I suppose I gazed upon 50 or 60 artworks depicting females. And as I gave some thought to my story theme afterwards, four of those depicted women tapped me on the shoulder and suggested I write a few words about them. I’m often eager to please, so I’ll take them up on it.

img_1379To begin, I was wowed by the natural charm and beauty of Father’s Return, painted around 1850 by Harriet Cany Peale, a Pennsylvanian. In the painting, two kids are excited as can be by the sight of their dad walking towards the homestead. He has been away on business or whatever, probably for several or more days. His wife, though, isn’t looking at him. Instead, her eyes are focused on and dripping with love for her young daughter held in her arms. Hey, hubby can wait! Peale swamped the painting with browns and muted greens. There’s nothing flashy except for the little girl’s orange dress and the mother’s bright lips. Amidst all of that, though, it was the mother’s eyes, nothing more than large, dark dots, that I found myself drawn to. They say a lot.

img_1384The lady featured in Maria Brooks’ The Letter shows us a gaze of another sort. Brooks, a Brit, painted her in 1884.  As the story goes, the woman in question has just read a letter from her seafaring sweetheart. And she misses him plenty, as the aching numbness in her eyes makes most clear. This to me is a really lovely painting. Its tight framing, the limited choice of colors, the way the letter reader’s faintly pink skin melds into her surroundings, are parts of an excellent balancing act.

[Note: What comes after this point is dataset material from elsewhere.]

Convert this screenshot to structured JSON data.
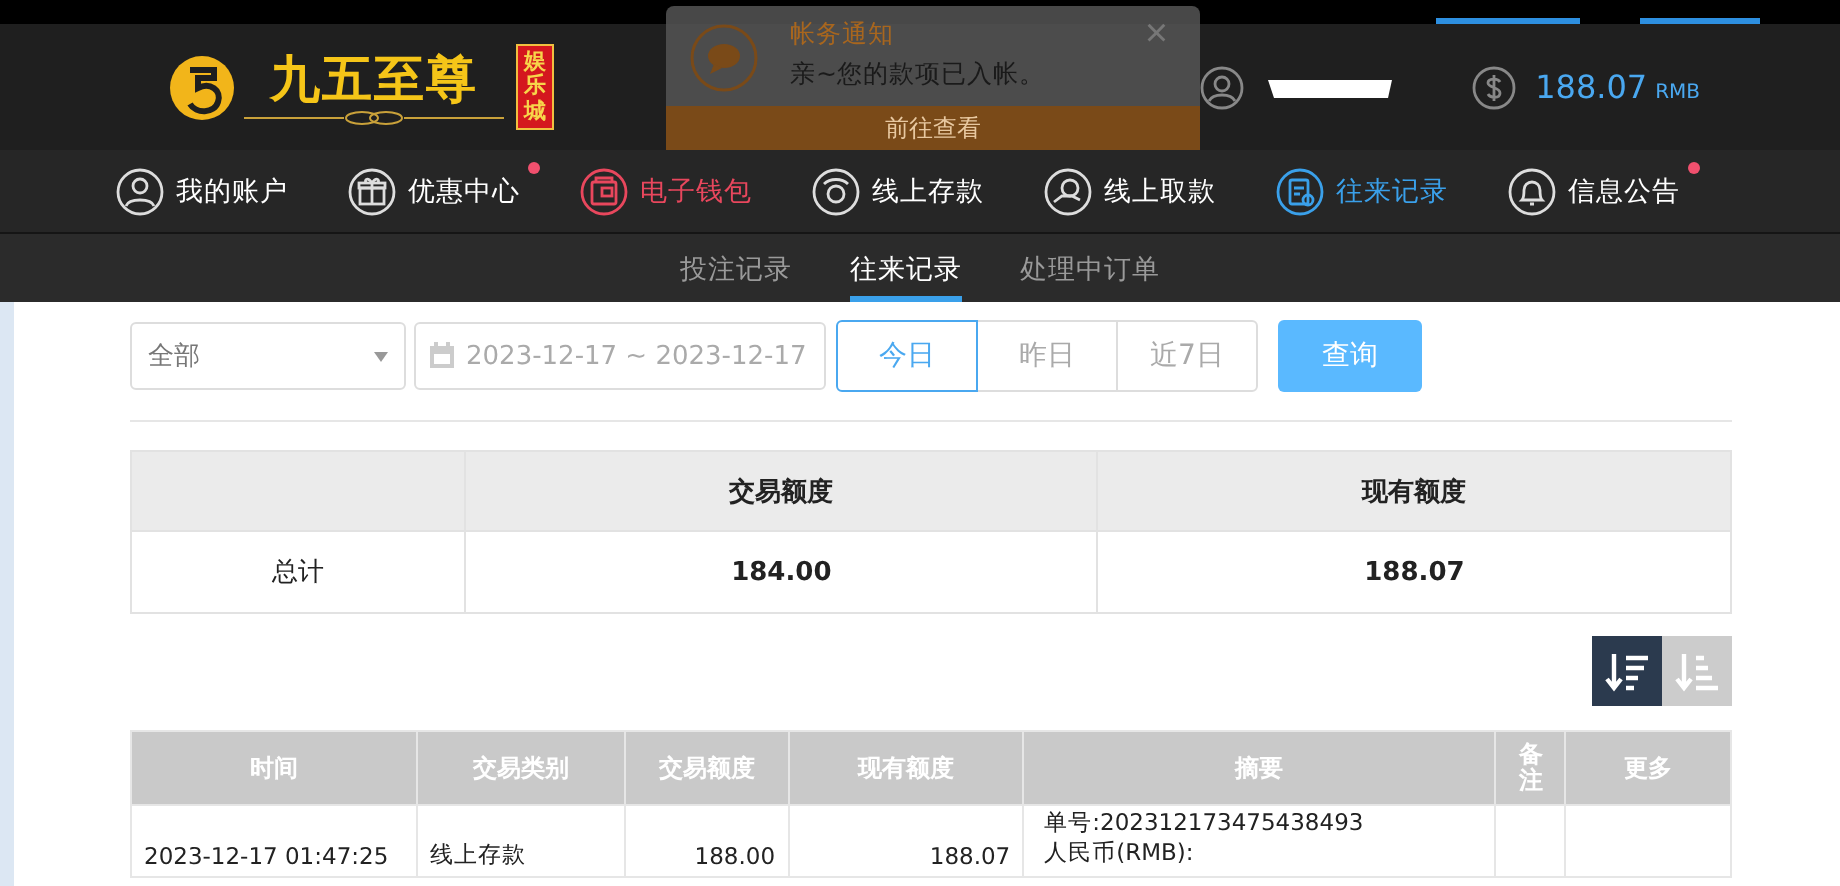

The picture made me feel kind of wistful, which is what I’m sure Brooks meant it to do.

Gazes, eyes and lips . . . we’ll wind up these proceedings with some more comments about them, because I was struck by similarities between two works, a painting from about 1930 by the American modernist Alfred Maurer, and a small wooden sculpture made at an unknown point during the 1900s by an uncredited artist in Africa’s Ivory Coast.

img_1407img_1420

Maurer’s oil, titled Woman In A Window, is heavily in debt to Cubism, the fractured take on things pioneered by Pablo Picasso and Georges Braque in the early 1900s. Sure, this lady ain’t about to win any beauty contests, but I found her loveable. She’s a happy individual. Just look at those big, smiling eyes and the lips giving out an ooh. I’m going to guess that she’s looking through the window at a fun event, maybe a parade, maybe a bunch of children playing games. And, in my view anyway, the window lady has a close relative at the museum, a sister. Needless to say that’s the woman of the African sculpture, who displays not quite but almost the same expressions as Maurer’s heroine. I saw amazement in her eyes and wonder on her lips. She’s not showing her inner feelings as much as Maurer’s gazer, but she is no less enthralled by whatever it is she’s looking at.

Well, there’s plenty to be said for spending time with works of art. They are open to all sorts of interpretations. They can make you think, make you feel swell, not so swell and everything in between. I drove home from La Salle University Art Museum with more than a few notions and emotions skipping around in my little ol’ head.

 

(Don’t be shy about adding your comments or about sharing this piece with others. Thanks.)

(If you click on any photo a larger image will open in a separate window)